It was just a silly thought, but afterwards people came up to me and told me how much they’d liked what I’d said. And I told several speakers how much their words had moved me.
The final hymn was one from the new hymnal (it’s actually a Catholic hymnal) that Carmen had liked a lot – she’d been known to get up and dance when it was sung,with her walker and all. So Stephen announced this fact before the dismissal, and invited everyone to move or dance. And then when the music started, Stephen started dancing, rather gravely and gracefully, in his chausuble, and we sang louder and started moving in the choir pews, and then the other priests (we actually had 5 in attendance – Carmen touched a lot of lives) got pulled to their feet by Stephen,and they started moving around, decorously and with visible glee, to honor Carmen’s spirit and to express their happiness for her release, and her reward. The lines of the chorus had a bouncy “arm in arm” motif, which led to a kind of do-si-do move. Everyone was smiling, and singing, and laughing, and kind of not wanting the music to end.
I almost shouted “one more time” after the third verse, but thought better of it.
Afterwards, as Carmen LOVED potlucks, there was a feast of goodies. The prayer blanket we helped to make for Carmen was there, which made me sad when I saw it out in the lobby with the things displayed there that she’d loved, because we took a long time to get around to making it and getting it to her. But she had it for a few weeks, and liked it a lot. So I took it to the leader of that team, Donna, and said “Would you like to set a place for Carmen and put this over a chair for her?”
And so we did, hugging and laughing about her. Draped the blanket, set her picture at the head of one of the tables, and then someone else went and got the urn she was in… yes, and brought it to the table, and people sat down at all of the tables around, and we sat with Carmen and remarked about how nice she looked in her photo, and how pretty the urn was.

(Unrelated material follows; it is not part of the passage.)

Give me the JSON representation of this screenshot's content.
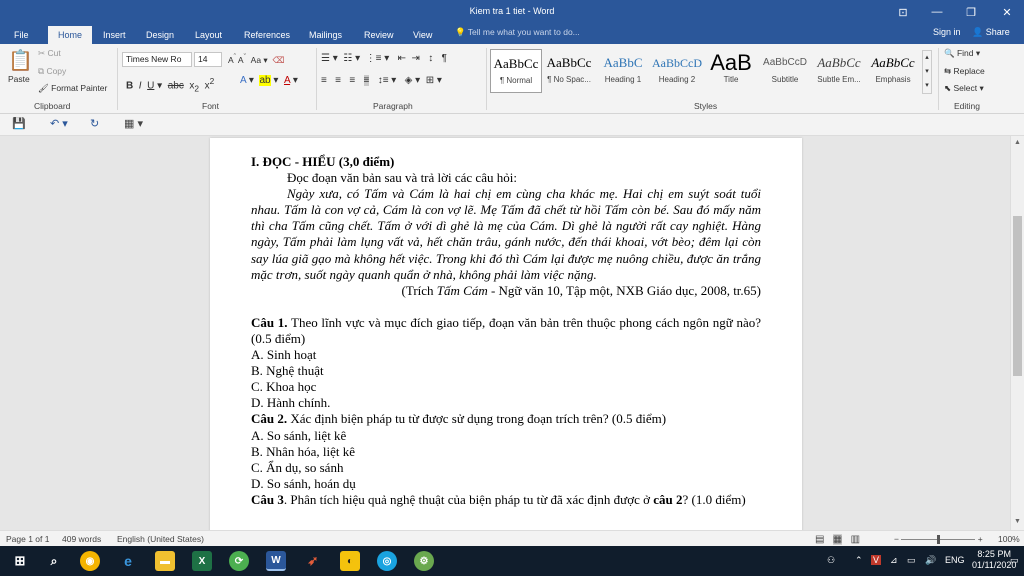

Carmen’s birthday is November 19, so there were two birthday cakes for herÂ – one of them a big sheet cake with a funny cartoon owl on it. And from a local bakery, a delicacy called a “krumkakke” in the shape of a pumpkin.
She would have loved it.
Several of us talked about loved ones we’d lost, and told stories the way you do about the funny oddities of death, and the aftermath. I told the one about Mom wearing blue velvet, and Nancy (Bill’s wife, I don’t know her well) told one about hiking up to her dad’s favorite spot to scatter his ashes, only to realize that in Real Life, mud happens. And that there’s no graceful or risk-free way of scattering someone unless you get to do it from a plane or a boat or an overlook, with the wind at your back.
Carmen will be going to be near her sister in Indiana. We hope to see Albert again soon – in fact, there were a lot of people who hadn’t been around in a while, and there was much happy greeting and catching up. It was a good sendoff, and a sign of this was that people were enjoying themselves too much to want to leave right away.
It was nice.
I think everyone there left feeling that they needed to lead their lives more like Carmen led hers – with head held high and hope never failing, and with compassion for other people… and a drawer full of funny socks.
[tags]Episcopal, hope, courage, socks[/tags]